ORANGE COUNTY, CA-The environmental effects of storm-water runoff have become an immediate concern for developers of projects in San Diego and will soon become equally concerning to developers of projects in South Orange and Riverside counties, thanks to stricter permit regulations for storm-water and dry-weather runoff, known as the MS4 Permit, which were approved this month. The requirements will take place in San Diego immediately, in Southern Orange County starting in December 2014 and in Riverside County in November 2015.

Kathryn Horning, an attorney with law firm Allen Matkins, tells GlobeSt.com that the legislation imposes restrictions on new and existing developments that have never been imposed before now, and owners and developers need to be aware of how it will impact them. “The requirements that the City is going to have to meet are going to be filled by owners and developers,” says Horning. “The San Diego Regional Water Quality Control Board is focusing on storm-water pollution, and one of the board members has said that storm-water is one of its top three priorities over the next three years, so they’re trying to step up on this.”

The board approved a Regional MS4 Permit that will regulate both storm-water and non-storm-water discharges into the region’s storm-water conveyance facilities, which carry runoff to inland surface waters, bays, estuaries and coastal waters, Horning explained in a legal alert. “The new MS4 Permit contains tough numeric limits for storm-water pollutants. Although the permit directly regulates cities, counties and special districts [that] own and operate large MS4s, it requires these permittees to impose the permit’s requirements on development projects, construction sites and existing development (including commercial, industrial, municipal and residential areas) through statutes ordinances, permit conditions, contracts, orders and other similar means.”

Horning added that developers, contractors and existing facility owners will therefore be impacted as permittees attempt to comply with the permit’s requirements. “In particular, the permit emphasizes on-site retention and treatment of surface-water runoff, as well as practices to protect and return water courses to a more natural condition.”

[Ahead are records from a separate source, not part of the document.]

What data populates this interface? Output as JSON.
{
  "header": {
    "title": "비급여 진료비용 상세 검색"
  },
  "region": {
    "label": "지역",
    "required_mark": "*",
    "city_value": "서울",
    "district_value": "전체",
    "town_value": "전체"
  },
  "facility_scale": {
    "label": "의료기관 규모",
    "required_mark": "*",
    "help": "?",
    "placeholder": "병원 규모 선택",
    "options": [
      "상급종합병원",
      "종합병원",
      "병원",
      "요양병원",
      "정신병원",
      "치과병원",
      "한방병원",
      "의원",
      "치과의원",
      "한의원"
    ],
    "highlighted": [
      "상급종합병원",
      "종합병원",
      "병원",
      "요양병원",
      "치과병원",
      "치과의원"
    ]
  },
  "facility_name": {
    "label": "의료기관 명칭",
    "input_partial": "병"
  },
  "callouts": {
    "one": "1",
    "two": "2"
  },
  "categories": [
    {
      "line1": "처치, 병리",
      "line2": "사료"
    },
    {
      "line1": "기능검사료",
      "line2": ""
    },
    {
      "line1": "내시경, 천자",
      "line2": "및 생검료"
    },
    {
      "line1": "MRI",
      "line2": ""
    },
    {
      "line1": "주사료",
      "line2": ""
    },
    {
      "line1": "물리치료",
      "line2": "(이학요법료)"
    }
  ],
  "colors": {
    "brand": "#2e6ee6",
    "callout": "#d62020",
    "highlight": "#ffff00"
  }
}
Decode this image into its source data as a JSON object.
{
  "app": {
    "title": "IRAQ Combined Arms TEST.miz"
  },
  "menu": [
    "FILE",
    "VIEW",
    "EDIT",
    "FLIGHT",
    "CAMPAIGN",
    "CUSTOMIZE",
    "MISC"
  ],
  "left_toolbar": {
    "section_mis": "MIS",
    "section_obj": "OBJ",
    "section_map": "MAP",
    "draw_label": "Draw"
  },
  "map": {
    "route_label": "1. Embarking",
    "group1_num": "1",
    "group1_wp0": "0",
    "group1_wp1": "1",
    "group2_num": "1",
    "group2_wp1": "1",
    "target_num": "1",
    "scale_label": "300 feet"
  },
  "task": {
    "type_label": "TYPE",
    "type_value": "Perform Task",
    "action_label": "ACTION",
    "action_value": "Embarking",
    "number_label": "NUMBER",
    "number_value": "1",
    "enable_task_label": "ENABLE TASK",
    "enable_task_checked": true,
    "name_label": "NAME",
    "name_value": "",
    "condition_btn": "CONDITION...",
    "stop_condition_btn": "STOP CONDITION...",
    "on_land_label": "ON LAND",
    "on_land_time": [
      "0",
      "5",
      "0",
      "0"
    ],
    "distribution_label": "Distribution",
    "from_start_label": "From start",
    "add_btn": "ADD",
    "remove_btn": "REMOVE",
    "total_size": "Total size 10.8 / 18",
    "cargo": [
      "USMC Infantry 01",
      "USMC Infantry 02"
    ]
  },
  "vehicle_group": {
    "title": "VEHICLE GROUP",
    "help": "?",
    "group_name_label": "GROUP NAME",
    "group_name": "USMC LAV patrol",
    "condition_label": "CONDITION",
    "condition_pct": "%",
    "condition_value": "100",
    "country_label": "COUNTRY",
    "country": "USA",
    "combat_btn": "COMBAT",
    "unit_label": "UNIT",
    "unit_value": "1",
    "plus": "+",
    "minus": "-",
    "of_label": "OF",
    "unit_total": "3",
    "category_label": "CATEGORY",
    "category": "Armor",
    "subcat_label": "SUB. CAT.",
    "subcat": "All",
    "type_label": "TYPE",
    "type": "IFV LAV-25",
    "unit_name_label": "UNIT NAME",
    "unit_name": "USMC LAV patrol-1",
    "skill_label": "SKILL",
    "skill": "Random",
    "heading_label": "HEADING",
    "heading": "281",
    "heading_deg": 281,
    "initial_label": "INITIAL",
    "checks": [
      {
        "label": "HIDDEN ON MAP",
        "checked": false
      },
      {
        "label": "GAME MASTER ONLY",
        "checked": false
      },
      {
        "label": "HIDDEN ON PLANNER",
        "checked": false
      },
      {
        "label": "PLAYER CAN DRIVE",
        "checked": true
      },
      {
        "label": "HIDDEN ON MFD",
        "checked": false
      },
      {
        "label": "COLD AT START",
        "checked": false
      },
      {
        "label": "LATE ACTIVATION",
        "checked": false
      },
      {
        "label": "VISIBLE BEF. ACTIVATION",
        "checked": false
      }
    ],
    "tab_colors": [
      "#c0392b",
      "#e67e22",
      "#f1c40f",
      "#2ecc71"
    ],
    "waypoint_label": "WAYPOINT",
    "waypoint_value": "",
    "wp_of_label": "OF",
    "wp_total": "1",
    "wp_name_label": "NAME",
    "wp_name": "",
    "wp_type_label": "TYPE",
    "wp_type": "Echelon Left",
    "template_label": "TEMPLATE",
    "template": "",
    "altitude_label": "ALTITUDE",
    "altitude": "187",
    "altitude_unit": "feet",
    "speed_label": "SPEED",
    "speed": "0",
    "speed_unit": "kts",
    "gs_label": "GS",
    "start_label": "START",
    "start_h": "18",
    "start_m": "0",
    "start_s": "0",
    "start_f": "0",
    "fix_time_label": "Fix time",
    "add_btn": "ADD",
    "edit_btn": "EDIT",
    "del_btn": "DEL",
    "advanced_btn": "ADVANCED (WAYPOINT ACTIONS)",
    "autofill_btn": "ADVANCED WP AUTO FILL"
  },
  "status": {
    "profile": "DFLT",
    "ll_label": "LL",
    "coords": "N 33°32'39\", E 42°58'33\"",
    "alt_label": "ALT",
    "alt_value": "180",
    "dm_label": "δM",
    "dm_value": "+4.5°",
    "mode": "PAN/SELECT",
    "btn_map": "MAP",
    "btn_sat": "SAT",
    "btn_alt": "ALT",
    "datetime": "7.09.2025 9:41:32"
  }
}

Developers and owners can implement a number of low-impact development practices in order to be in compliance with the new regulations, Horning tells GlobeSt.com. They can set up swales or certain types of landscaping where the storm-water is infiltrated into the soil itself or into the landscaping so that pollutants would not go directly into storm drains. Rain barrels where rain is captured and used for future irrigation purposes are another option, as is biofiltration, which may work better in non-urban areas.

“One interesting aspect is that cities may be able to allow developers to fund on-site programs,” says Horning. “Treatment methods aren’t cheap, and these regulations will impact developers who need to find space to implement requirements and practices to treat or retain storm water.”

The most dramatic impact of the regulations will be felt in priority development projects where there is 10,000-plus square feet of impervious surface, hillside projects or auto-repair projects.

No specific steps need to be taken until the city begins to impose regulations, says Horning. At that point, developers and owners can find out what the cities and counties are requiring developers to do in their specific sites, since there are different requirements for different types of sites.

As GlobeSt.com reported in April, in the world of environmental due-diligence reports, knowing what each report does, how much they cost, what’s necessary and what’s not is of vital importance. More than 1,700 people attended a webinar hosted by GlobeSt.com, titled, “Due Diligence 101–Third-Party Reports from A to Z,” in which locally based Partner Engineering and Science, Inc.‘s Joe Derhake, president, and Jenny Redlin, principal, discussed these matters and more related to due-diligence reports.